Your answer should be an exact copy of all the entries, free of pictures.
/---
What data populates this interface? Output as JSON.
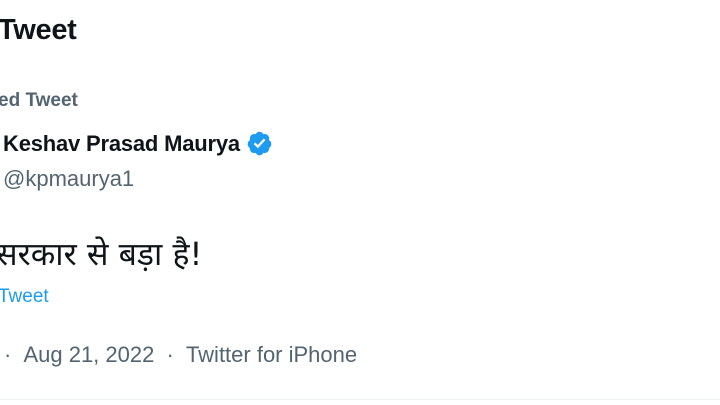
{
  "header": {
    "title": "Tweet"
  },
  "pinned": {
    "label": "ed Tweet"
  },
  "author": {
    "name": "Keshav Prasad Maurya",
    "handle": "@kpmaurya1",
    "verified_icon": "verified-badge-icon",
    "verified_color": "#1d9bf0"
  },
  "tweet": {
    "text": "सरकार से बड़ा है!",
    "translate_label": "Tweet"
  },
  "meta": {
    "separator_left": "·",
    "date": "Aug 21, 2022",
    "separator_right": "·",
    "source": "Twitter for iPhone"
  },
  "colors": {
    "text_primary": "#0f1419",
    "text_secondary": "#536471",
    "link": "#1d9bf0"
  }
}
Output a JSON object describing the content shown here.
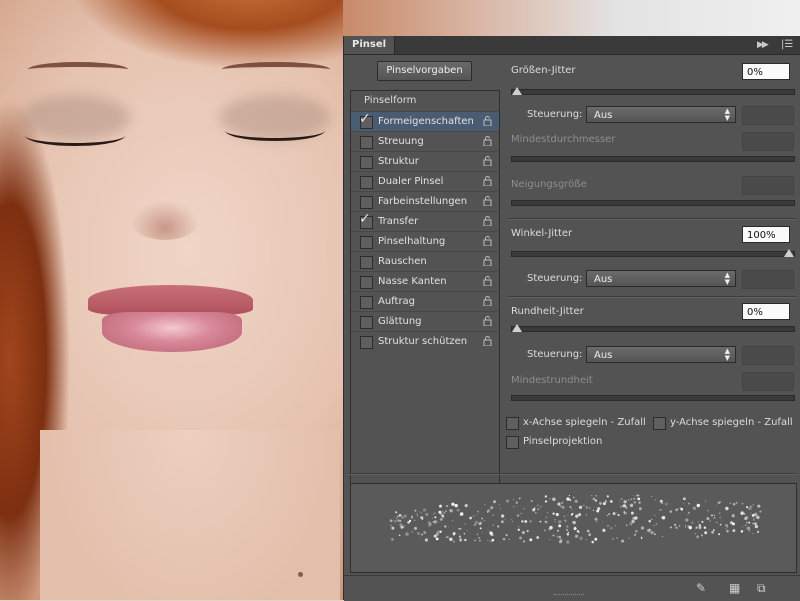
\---
• Solution:
What data populates this interface? Output as JSON.
{
  "header": {
    "title": "Tweet"
  },
  "pinned": {
    "label": "ed Tweet"
  },
  "author": {
    "name": "Keshav Prasad Maurya",
    "handle": "@kpmaurya1",
    "verified_icon": "verified-badge-icon",
    "verified_color": "#1d9bf0"
  },
  "tweet": {
    "text": "सरकार से बड़ा है!",
    "translate_label": "Tweet"
  },
  "meta": {
    "separator_left": "·",
    "date": "Aug 21, 2022",
    "separator_right": "·",
    "source": "Twitter for iPhone"
  },
  "colors": {
    "text_primary": "#0f1419",
    "text_secondary": "#536471",
    "link": "#1d9bf0"
  }
}
Output a JSON object describing the content shown here.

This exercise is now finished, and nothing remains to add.